It may be possible to use a drug to prevent some of the lasting and crippling damage caused by a stroke, according to doctors in the US and Canada. A safety trial, published in the Lancet Neurology medical journal, suggested the chemical NA-1 was safe to use.
The study on 185 people also hinted that patients given the drug developed fewer regions of damaged brain tissue. Tests in primates had suggested NA-1 prevented brain cells dying when a stroke starved them of oxygen.
A small trial was set up at 14 hospitals in the US and Canada. Patients who took part were having an operation to repair a brain aneurysm, a weakened blood vessel which could rupture, are at increased risk of a stroke. Ninety-two people had the drug injected into a vein, while another 93 were injected with salty water.
The doctors concluded that NA-1 was safe, with only two patients having mild side effects. However, brain scans also showed that fewer brain lesions, damaged areas of tissue, formed in patients given the drug. The doctors involved said the study provided evidence that "neuroprotection is achievable" but said that "a larger trial is necessary to investigate the robustness of the effect".
Prof Markku Kaste, from Helsinki University Central Hospital, said: "Age is the greatest risk factor for stroke. Because of the global population ageing, the number and burden of strokes will increase."

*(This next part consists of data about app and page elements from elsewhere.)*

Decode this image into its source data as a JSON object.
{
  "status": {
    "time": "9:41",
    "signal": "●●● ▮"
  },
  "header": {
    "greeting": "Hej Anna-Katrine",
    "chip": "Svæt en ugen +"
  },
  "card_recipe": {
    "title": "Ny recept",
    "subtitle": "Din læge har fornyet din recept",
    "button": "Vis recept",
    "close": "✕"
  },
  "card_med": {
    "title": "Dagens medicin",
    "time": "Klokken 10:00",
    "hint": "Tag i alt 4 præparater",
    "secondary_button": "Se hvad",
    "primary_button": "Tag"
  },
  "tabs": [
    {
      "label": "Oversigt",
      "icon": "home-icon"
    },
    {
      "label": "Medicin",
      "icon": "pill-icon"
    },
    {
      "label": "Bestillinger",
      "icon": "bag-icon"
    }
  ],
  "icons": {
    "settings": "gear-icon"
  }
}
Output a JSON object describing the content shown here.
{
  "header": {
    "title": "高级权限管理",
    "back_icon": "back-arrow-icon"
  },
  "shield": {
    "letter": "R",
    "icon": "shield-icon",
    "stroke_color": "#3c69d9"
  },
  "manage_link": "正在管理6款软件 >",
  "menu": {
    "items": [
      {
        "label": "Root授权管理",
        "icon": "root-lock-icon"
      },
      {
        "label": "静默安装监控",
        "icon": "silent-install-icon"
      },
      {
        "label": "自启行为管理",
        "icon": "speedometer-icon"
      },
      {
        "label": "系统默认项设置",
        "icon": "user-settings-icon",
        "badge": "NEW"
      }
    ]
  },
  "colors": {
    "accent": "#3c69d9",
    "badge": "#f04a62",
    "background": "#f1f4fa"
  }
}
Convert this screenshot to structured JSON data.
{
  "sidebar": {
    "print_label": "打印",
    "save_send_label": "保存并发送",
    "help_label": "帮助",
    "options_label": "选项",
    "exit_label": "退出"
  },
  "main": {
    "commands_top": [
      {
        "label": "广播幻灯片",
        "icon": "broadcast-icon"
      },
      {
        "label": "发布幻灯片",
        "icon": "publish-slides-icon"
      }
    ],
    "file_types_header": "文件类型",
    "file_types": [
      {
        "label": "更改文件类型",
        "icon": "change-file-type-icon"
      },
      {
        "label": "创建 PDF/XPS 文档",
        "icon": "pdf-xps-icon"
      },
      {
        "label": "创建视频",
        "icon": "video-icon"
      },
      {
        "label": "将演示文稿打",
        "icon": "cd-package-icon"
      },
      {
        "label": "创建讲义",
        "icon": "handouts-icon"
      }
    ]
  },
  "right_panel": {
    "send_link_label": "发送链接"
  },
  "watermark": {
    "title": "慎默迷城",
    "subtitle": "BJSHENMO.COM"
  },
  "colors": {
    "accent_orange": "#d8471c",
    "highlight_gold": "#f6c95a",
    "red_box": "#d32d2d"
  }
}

He said previous trials to use drugs to protect the brain had resulted in failure. His said this drug still need to be assessed in much larger clinical trials before its effectiveness was known.